“God teaches both outwardly and inwardly at the same time. Christ reserves his authority to himself and does not transfer it to any other, ‘so that he might stand idly by as a spectator while his ministers work.’ Yet when they do what their Lord commands, they may be said to open the kingdom to the obedient and shut it to the disobedient. . . .
Such a conjunction between the work of the Spirit and human ministry suggests how congregations should honor the latter. ‘As we receive the true ministers of the Word of God as messengers and ambassadors of God, it is necessary to listen to them as to God himself’ (Genevan Confession 20). The first chapter of the Second Helvetic Confession deals with Scripture as the true Word of God. . . . ‘When this Word of God is now preached in the church by preachers lawfully called, we believe that the very Word of God is proclaimed and received by the faithful.’ As the sub-heading puts it, in a memorable phrase, ‘The preaching of the Word of God is the Word of God.'”

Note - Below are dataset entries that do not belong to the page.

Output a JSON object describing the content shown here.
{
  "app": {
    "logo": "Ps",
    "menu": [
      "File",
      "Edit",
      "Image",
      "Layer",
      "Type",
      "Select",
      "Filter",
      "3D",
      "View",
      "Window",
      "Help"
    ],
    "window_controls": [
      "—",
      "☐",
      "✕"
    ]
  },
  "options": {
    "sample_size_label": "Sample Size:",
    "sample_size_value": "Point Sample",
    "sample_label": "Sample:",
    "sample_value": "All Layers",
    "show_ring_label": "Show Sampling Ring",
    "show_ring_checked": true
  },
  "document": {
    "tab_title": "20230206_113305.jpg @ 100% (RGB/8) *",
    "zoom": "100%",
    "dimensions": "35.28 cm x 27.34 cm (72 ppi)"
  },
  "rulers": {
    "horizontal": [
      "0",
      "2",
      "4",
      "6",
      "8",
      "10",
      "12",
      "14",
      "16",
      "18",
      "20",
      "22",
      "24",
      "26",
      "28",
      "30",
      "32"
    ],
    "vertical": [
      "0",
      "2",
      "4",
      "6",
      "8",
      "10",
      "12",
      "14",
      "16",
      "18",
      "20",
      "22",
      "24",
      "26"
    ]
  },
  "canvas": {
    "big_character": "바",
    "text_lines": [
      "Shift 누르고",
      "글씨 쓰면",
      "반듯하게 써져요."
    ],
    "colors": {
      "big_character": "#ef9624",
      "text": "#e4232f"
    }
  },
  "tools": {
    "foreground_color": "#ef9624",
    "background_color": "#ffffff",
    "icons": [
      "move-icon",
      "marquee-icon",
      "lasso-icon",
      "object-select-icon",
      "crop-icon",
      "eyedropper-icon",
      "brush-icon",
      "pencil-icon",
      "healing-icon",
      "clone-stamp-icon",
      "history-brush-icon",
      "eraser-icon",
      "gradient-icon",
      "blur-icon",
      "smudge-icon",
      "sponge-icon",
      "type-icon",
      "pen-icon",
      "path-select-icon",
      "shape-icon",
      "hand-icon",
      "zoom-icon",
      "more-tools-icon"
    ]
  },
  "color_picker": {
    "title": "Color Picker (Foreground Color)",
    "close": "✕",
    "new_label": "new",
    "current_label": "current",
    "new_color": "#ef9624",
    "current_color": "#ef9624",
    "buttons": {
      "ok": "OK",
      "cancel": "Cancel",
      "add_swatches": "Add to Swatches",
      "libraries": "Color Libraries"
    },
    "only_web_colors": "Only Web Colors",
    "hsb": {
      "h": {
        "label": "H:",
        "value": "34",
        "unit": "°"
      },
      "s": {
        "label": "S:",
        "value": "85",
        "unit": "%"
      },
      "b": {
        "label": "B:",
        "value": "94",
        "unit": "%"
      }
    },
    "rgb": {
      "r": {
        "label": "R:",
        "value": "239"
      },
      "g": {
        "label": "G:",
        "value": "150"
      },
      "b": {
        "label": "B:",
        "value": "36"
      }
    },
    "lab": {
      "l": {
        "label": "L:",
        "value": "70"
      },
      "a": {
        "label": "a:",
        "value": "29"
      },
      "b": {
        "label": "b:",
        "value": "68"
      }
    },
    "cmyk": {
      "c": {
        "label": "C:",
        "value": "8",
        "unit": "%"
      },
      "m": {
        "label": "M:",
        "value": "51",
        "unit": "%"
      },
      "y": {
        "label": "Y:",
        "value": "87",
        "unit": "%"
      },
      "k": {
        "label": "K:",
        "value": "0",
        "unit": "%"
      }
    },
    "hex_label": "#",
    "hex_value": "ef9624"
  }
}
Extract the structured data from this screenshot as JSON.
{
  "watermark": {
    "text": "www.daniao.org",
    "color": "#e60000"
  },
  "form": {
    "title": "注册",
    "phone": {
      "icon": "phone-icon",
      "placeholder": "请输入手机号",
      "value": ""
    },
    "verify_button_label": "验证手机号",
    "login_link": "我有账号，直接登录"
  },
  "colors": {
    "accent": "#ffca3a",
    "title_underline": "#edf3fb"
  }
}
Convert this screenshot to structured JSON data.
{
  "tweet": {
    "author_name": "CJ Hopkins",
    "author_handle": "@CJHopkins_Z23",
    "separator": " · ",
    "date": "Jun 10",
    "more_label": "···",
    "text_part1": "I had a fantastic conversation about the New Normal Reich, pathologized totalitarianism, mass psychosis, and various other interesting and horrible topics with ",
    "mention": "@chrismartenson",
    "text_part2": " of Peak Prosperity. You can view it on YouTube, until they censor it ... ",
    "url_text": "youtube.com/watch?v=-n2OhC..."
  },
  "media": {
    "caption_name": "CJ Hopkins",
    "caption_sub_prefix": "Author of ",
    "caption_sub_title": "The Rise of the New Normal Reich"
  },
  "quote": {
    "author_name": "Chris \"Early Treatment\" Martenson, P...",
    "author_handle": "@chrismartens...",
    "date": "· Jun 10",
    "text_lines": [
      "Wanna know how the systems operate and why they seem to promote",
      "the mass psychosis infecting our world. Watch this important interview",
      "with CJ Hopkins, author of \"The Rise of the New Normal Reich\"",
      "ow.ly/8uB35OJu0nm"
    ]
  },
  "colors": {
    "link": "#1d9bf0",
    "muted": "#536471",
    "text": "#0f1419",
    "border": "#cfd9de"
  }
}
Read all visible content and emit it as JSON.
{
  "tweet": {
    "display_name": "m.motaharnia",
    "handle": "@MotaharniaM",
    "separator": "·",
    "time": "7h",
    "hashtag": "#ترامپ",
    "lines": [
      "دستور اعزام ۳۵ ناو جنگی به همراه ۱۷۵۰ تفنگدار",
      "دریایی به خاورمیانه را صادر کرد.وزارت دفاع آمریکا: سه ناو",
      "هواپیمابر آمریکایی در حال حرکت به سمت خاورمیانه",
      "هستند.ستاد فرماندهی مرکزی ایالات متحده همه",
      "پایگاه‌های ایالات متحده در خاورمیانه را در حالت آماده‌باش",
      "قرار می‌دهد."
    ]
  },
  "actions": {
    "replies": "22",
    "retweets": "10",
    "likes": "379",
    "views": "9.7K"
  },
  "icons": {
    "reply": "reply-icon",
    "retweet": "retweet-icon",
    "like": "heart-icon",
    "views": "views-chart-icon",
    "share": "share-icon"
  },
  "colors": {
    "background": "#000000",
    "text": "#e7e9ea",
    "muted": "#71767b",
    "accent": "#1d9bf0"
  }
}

David F. Wright, “Word, Ministry and Congregation in the Reformation Confessions,” in Pulpit & People, edited by Nigel Cameron and Sinclair Ferguson (Edinburgh, 1986), page 48. Italics original.